## Directions
Using the data below, copy each line that includes the word "icon".

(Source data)
******************************

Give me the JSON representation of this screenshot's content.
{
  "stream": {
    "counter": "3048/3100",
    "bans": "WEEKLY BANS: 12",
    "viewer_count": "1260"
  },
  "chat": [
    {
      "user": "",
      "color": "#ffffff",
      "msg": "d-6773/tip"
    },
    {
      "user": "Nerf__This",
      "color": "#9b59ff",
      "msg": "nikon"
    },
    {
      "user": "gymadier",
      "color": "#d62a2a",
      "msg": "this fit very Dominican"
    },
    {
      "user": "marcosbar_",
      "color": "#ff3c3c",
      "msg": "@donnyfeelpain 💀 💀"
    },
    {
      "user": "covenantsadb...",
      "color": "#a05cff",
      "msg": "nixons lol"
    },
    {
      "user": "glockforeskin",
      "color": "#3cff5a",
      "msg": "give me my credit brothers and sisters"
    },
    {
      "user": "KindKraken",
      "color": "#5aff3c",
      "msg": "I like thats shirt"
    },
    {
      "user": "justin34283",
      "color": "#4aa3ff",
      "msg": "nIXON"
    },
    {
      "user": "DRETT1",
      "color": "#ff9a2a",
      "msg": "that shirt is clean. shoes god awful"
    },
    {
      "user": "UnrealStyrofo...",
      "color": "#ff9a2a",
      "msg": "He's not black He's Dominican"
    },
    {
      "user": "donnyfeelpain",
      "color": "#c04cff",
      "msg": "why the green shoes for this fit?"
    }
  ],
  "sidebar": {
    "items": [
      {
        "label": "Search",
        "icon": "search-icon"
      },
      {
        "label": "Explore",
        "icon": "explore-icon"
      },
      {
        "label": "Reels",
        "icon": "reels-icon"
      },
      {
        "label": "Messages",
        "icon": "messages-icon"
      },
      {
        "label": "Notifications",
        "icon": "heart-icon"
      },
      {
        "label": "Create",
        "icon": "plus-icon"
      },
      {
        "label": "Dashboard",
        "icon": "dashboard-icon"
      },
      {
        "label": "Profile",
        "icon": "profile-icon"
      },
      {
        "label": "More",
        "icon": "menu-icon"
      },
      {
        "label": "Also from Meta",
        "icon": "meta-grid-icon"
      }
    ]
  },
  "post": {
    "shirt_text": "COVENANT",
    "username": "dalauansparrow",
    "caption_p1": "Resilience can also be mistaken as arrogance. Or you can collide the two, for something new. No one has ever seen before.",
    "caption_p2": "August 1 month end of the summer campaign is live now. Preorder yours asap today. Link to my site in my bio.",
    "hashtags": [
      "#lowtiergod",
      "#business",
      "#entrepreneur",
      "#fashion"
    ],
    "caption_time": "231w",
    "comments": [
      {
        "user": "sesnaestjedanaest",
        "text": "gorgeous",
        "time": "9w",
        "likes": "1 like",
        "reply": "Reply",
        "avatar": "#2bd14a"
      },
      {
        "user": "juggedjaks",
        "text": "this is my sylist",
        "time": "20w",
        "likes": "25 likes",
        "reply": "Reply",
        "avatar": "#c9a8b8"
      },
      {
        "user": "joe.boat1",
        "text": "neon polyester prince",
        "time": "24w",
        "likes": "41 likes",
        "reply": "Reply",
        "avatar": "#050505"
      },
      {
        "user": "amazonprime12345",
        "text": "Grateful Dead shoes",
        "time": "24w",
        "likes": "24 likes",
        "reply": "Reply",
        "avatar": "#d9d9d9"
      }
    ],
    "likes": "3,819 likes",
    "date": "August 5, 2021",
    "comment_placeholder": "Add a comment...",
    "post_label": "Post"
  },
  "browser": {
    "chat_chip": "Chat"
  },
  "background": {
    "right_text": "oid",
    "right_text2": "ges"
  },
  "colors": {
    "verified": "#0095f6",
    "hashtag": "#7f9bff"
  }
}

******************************

## Answer section
        "icon": "search-icon"
        "icon": "explore-icon"
        "icon": "reels-icon"
        "icon": "messages-icon"
        "icon": "heart-icon"
        "icon": "plus-icon"
        "icon": "dashboard-icon"
        "icon": "profile-icon"
        "icon": "menu-icon"
        "icon": "meta-grid-icon"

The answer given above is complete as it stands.